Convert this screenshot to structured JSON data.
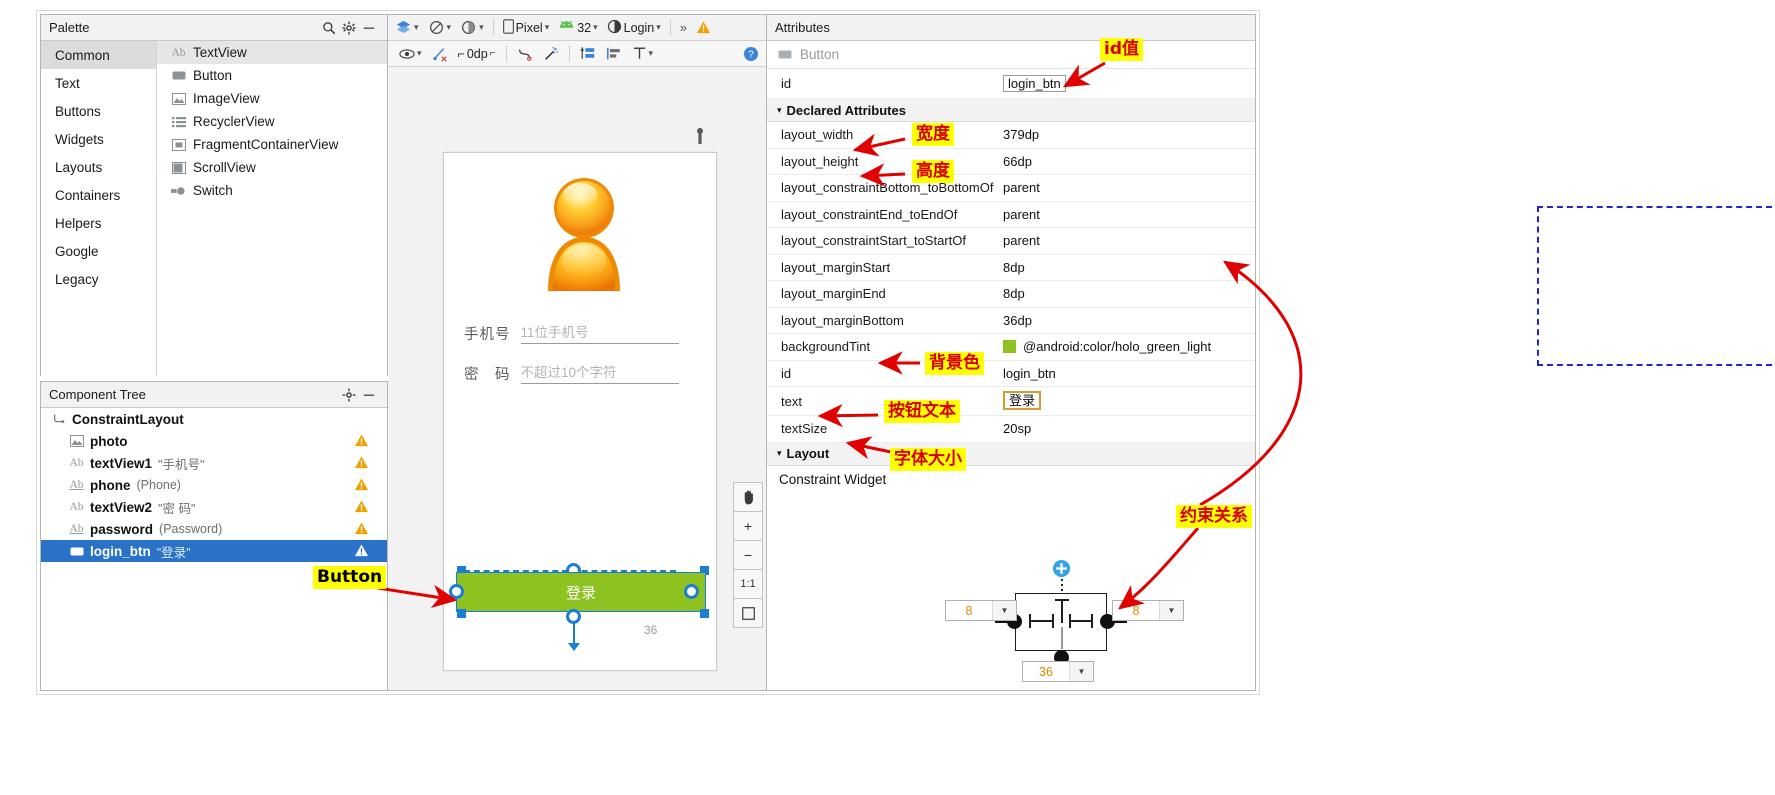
{
  "palette": {
    "title": "Palette",
    "icons": [
      "search-icon",
      "gear-icon",
      "minimize-icon"
    ],
    "categories": [
      {
        "label": "Common",
        "selected": true
      },
      {
        "label": "Text",
        "selected": false
      },
      {
        "label": "Buttons",
        "selected": false
      },
      {
        "label": "Widgets",
        "selected": false
      },
      {
        "label": "Layouts",
        "selected": false
      },
      {
        "label": "Containers",
        "selected": false
      },
      {
        "label": "Helpers",
        "selected": false
      },
      {
        "label": "Google",
        "selected": false
      },
      {
        "label": "Legacy",
        "selected": false
      }
    ],
    "items": [
      {
        "label": "TextView",
        "icon": "textview-icon",
        "selected": true
      },
      {
        "label": "Button",
        "icon": "button-icon",
        "selected": false
      },
      {
        "label": "ImageView",
        "icon": "imageview-icon",
        "selected": false
      },
      {
        "label": "RecyclerView",
        "icon": "recyclerview-icon",
        "selected": false
      },
      {
        "label": "FragmentContainerView",
        "icon": "fragment-icon",
        "selected": false
      },
      {
        "label": "ScrollView",
        "icon": "scrollview-icon",
        "selected": false
      },
      {
        "label": "Switch",
        "icon": "switch-icon",
        "selected": false
      }
    ]
  },
  "component_tree": {
    "title": "Component Tree",
    "icons": [
      "gear-icon",
      "minimize-icon"
    ],
    "nodes": [
      {
        "name": "ConstraintLayout",
        "qualifier": "",
        "icon": "constraintlayout-icon",
        "warning": false,
        "selected": false,
        "indent": 0
      },
      {
        "name": "photo",
        "qualifier": "",
        "icon": "imageview-icon",
        "warning": true,
        "selected": false,
        "indent": 1
      },
      {
        "name": "textView1",
        "qualifier": "\"手机号\"",
        "icon": "textview-icon",
        "warning": true,
        "selected": false,
        "indent": 1
      },
      {
        "name": "phone",
        "qualifier": "(Phone)",
        "icon": "edittext-icon",
        "warning": true,
        "selected": false,
        "indent": 1
      },
      {
        "name": "textView2",
        "qualifier": "\"密  码\"",
        "icon": "textview-icon",
        "warning": true,
        "selected": false,
        "indent": 1
      },
      {
        "name": "password",
        "qualifier": "(Password)",
        "icon": "edittext-icon",
        "warning": true,
        "selected": false,
        "indent": 1
      },
      {
        "name": "login_btn",
        "qualifier": "\"登录\"",
        "icon": "button-icon",
        "warning": true,
        "selected": true,
        "indent": 1
      }
    ]
  },
  "editor_toolbar": {
    "row1": [
      {
        "label": "",
        "icon": "layers-icon"
      },
      {
        "label": "",
        "icon": "orientation-icon"
      },
      {
        "label": "",
        "icon": "theme-icon"
      },
      {
        "label": "Pixel",
        "icon": "device-icon"
      },
      {
        "label": "32",
        "icon": "android-api-icon"
      },
      {
        "label": "Login",
        "icon": "theme-contrast-icon"
      },
      {
        "label": "»",
        "icon": "overflow-icon"
      },
      {
        "label": "",
        "icon": "warning-icon"
      }
    ],
    "row2": [
      {
        "label": "",
        "icon": "eye-icon"
      },
      {
        "label": "",
        "icon": "clear-constraints-icon"
      },
      {
        "label": "0dp",
        "icon": "default-margin-icon"
      },
      {
        "label": "",
        "icon": "infer-constraints-icon"
      },
      {
        "label": "",
        "icon": "magic-icon"
      },
      {
        "label": "",
        "icon": "guideline-icon"
      },
      {
        "label": "",
        "icon": "align-icon"
      },
      {
        "label": "",
        "icon": "pack-icon"
      },
      {
        "label": "",
        "icon": "help-icon"
      }
    ]
  },
  "device_preview": {
    "phone_label": "手机号",
    "phone_hint": "11位手机号",
    "password_label": "密　码",
    "password_hint": "不超过10个字符",
    "login_button_text": "登录",
    "bottom_margin_badge": "36",
    "avatar_icon": "user-avatar-icon"
  },
  "canvas_tools": [
    {
      "icon": "pan-icon",
      "label": ""
    },
    {
      "icon": "zoom-in-icon",
      "label": "+"
    },
    {
      "icon": "zoom-out-icon",
      "label": "−"
    },
    {
      "icon": "zoom-actual-icon",
      "label": "1:1"
    },
    {
      "icon": "zoom-fit-icon",
      "label": ""
    }
  ],
  "attributes": {
    "title": "Attributes",
    "widget_type": "Button",
    "id_row": {
      "key": "id",
      "value": "login_btn"
    },
    "declared_section": {
      "label": "Declared Attributes",
      "expanded": true
    },
    "rows": [
      {
        "key": "layout_width",
        "value": "379dp",
        "kind": "text"
      },
      {
        "key": "layout_height",
        "value": "66dp",
        "kind": "text"
      },
      {
        "key": "layout_constraintBottom_toBottomOf",
        "value": "parent",
        "kind": "text"
      },
      {
        "key": "layout_constraintEnd_toEndOf",
        "value": "parent",
        "kind": "text"
      },
      {
        "key": "layout_constraintStart_toStartOf",
        "value": "parent",
        "kind": "text"
      },
      {
        "key": "layout_marginStart",
        "value": "8dp",
        "kind": "text"
      },
      {
        "key": "layout_marginEnd",
        "value": "8dp",
        "kind": "text"
      },
      {
        "key": "layout_marginBottom",
        "value": "36dp",
        "kind": "text"
      },
      {
        "key": "backgroundTint",
        "value": "@android:color/holo_green_light",
        "kind": "color",
        "color": "#8dc220"
      },
      {
        "key": "id",
        "value": "login_btn",
        "kind": "text"
      },
      {
        "key": "text",
        "value": "登录",
        "kind": "focused-field"
      },
      {
        "key": "textSize",
        "value": "20sp",
        "kind": "text"
      }
    ],
    "layout_section": {
      "label": "Layout",
      "expanded": true
    },
    "constraint_widget": {
      "label": "Constraint Widget",
      "start_margin": "8",
      "end_margin": "8",
      "bottom_margin": "36"
    }
  },
  "annotations": [
    {
      "text": "id值",
      "target": "id-field"
    },
    {
      "text": "宽度",
      "target": "layout-width"
    },
    {
      "text": "高度",
      "target": "layout-height"
    },
    {
      "text": "背景色",
      "target": "backgroundTint"
    },
    {
      "text": "按钮文本",
      "target": "text"
    },
    {
      "text": "字体大小",
      "target": "textSize"
    },
    {
      "text": "约束关系",
      "target": "constraint-rows"
    },
    {
      "text": "Button",
      "target": "login-btn-tree"
    }
  ],
  "colors": {
    "selection_blue": "#2a72c8",
    "button_green": "#8dc220",
    "annotation_bg": "#ffff00",
    "annotation_fg": "#d60000",
    "dashed_blue": "#2323d0",
    "warning_amber": "#f0a000"
  }
}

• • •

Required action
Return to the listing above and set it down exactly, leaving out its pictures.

Task output
Convert this screenshot to structured JSON data.
{
  "palette": {
    "title": "Palette",
    "icons": [
      "search-icon",
      "gear-icon",
      "minimize-icon"
    ],
    "categories": [
      {
        "label": "Common",
        "selected": true
      },
      {
        "label": "Text",
        "selected": false
      },
      {
        "label": "Buttons",
        "selected": false
      },
      {
        "label": "Widgets",
        "selected": false
      },
      {
        "label": "Layouts",
        "selected": false
      },
      {
        "label": "Containers",
        "selected": false
      },
      {
        "label": "Helpers",
        "selected": false
      },
      {
        "label": "Google",
        "selected": false
      },
      {
        "label": "Legacy",
        "selected": false
      }
    ],
    "items": [
      {
        "label": "TextView",
        "icon": "textview-icon",
        "selected": true
      },
      {
        "label": "Button",
        "icon": "button-icon",
        "selected": false
      },
      {
        "label": "ImageView",
        "icon": "imageview-icon",
        "selected": false
      },
      {
        "label": "RecyclerView",
        "icon": "recyclerview-icon",
        "selected": false
      },
      {
        "label": "FragmentContainerView",
        "icon": "fragment-icon",
        "selected": false
      },
      {
        "label": "ScrollView",
        "icon": "scrollview-icon",
        "selected": false
      },
      {
        "label": "Switch",
        "icon": "switch-icon",
        "selected": false
      }
    ]
  },
  "component_tree": {
    "title": "Component Tree",
    "icons": [
      "gear-icon",
      "minimize-icon"
    ],
    "nodes": [
      {
        "name": "ConstraintLayout",
        "qualifier": "",
        "icon": "constraintlayout-icon",
        "warning": false,
        "selected": false,
        "indent": 0
      },
      {
        "name": "photo",
        "qualifier": "",
        "icon": "imageview-icon",
        "warning": true,
        "selected": false,
        "indent": 1
      },
      {
        "name": "textView1",
        "qualifier": "\"手机号\"",
        "icon": "textview-icon",
        "warning": true,
        "selected": false,
        "indent": 1
      },
      {
        "name": "phone",
        "qualifier": "(Phone)",
        "icon": "edittext-icon",
        "warning": true,
        "selected": false,
        "indent": 1
      },
      {
        "name": "textView2",
        "qualifier": "\"密  码\"",
        "icon": "textview-icon",
        "warning": true,
        "selected": false,
        "indent": 1
      },
      {
        "name": "password",
        "qualifier": "(Password)",
        "icon": "edittext-icon",
        "warning": true,
        "selected": false,
        "indent": 1
      },
      {
        "name": "login_btn",
        "qualifier": "\"登录\"",
        "icon": "button-icon",
        "warning": true,
        "selected": true,
        "indent": 1
      }
    ]
  },
  "editor_toolbar": {
    "row1": [
      {
        "label": "",
        "icon": "layers-icon"
      },
      {
        "label": "",
        "icon": "orientation-icon"
      },
      {
        "label": "",
        "icon": "theme-icon"
      },
      {
        "label": "Pixel",
        "icon": "device-icon"
      },
      {
        "label": "32",
        "icon": "android-api-icon"
      },
      {
        "label": "Login",
        "icon": "theme-contrast-icon"
      },
      {
        "label": "»",
        "icon": "overflow-icon"
      },
      {
        "label": "",
        "icon": "warning-icon"
      }
    ],
    "row2": [
      {
        "label": "",
        "icon": "eye-icon"
      },
      {
        "label": "",
        "icon": "clear-constraints-icon"
      },
      {
        "label": "0dp",
        "icon": "default-margin-icon"
      },
      {
        "label": "",
        "icon": "infer-constraints-icon"
      },
      {
        "label": "",
        "icon": "magic-icon"
      },
      {
        "label": "",
        "icon": "guideline-icon"
      },
      {
        "label": "",
        "icon": "align-icon"
      },
      {
        "label": "",
        "icon": "pack-icon"
      },
      {
        "label": "",
        "icon": "help-icon"
      }
    ]
  },
  "device_preview": {
    "phone_label": "手机号",
    "phone_hint": "11位手机号",
    "password_label": "密　码",
    "password_hint": "不超过10个字符",
    "login_button_text": "登录",
    "bottom_margin_badge": "36",
    "avatar_icon": "user-avatar-icon"
  },
  "canvas_tools": [
    {
      "icon": "pan-icon",
      "label": ""
    },
    {
      "icon": "zoom-in-icon",
      "label": "+"
    },
    {
      "icon": "zoom-out-icon",
      "label": "−"
    },
    {
      "icon": "zoom-actual-icon",
      "label": "1:1"
    },
    {
      "icon": "zoom-fit-icon",
      "label": ""
    }
  ],
  "attributes": {
    "title": "Attributes",
    "widget_type": "Button",
    "id_row": {
      "key": "id",
      "value": "login_btn"
    },
    "declared_section": {
      "label": "Declared Attributes",
      "expanded": true
    },
    "rows": [
      {
        "key": "layout_width",
        "value": "379dp",
        "kind": "text"
      },
      {
        "key": "layout_height",
        "value": "66dp",
        "kind": "text"
      },
      {
        "key": "layout_constraintBottom_toBottomOf",
        "value": "parent",
        "kind": "text"
      },
      {
        "key": "layout_constraintEnd_toEndOf",
        "value": "parent",
        "kind": "text"
      },
      {
        "key": "layout_constraintStart_toStartOf",
        "value": "parent",
        "kind": "text"
      },
      {
        "key": "layout_marginStart",
        "value": "8dp",
        "kind": "text"
      },
      {
        "key": "layout_marginEnd",
        "value": "8dp",
        "kind": "text"
      },
      {
        "key": "layout_marginBottom",
        "value": "36dp",
        "kind": "text"
      },
      {
        "key": "backgroundTint",
        "value": "@android:color/holo_green_light",
        "kind": "color",
        "color": "#8dc220"
      },
      {
        "key": "id",
        "value": "login_btn",
        "kind": "text"
      },
      {
        "key": "text",
        "value": "登录",
        "kind": "focused-field"
      },
      {
        "key": "textSize",
        "value": "20sp",
        "kind": "text"
      }
    ],
    "layout_section": {
      "label": "Layout",
      "expanded": true
    },
    "constraint_widget": {
      "label": "Constraint Widget",
      "start_margin": "8",
      "end_margin": "8",
      "bottom_margin": "36"
    }
  },
  "annotations": [
    {
      "text": "id值",
      "target": "id-field"
    },
    {
      "text": "宽度",
      "target": "layout-width"
    },
    {
      "text": "高度",
      "target": "layout-height"
    },
    {
      "text": "背景色",
      "target": "backgroundTint"
    },
    {
      "text": "按钮文本",
      "target": "text"
    },
    {
      "text": "字体大小",
      "target": "textSize"
    },
    {
      "text": "约束关系",
      "target": "constraint-rows"
    },
    {
      "text": "Button",
      "target": "login-btn-tree"
    }
  ],
  "colors": {
    "selection_blue": "#2a72c8",
    "button_green": "#8dc220",
    "annotation_bg": "#ffff00",
    "annotation_fg": "#d60000",
    "dashed_blue": "#2323d0",
    "warning_amber": "#f0a000"
  }
}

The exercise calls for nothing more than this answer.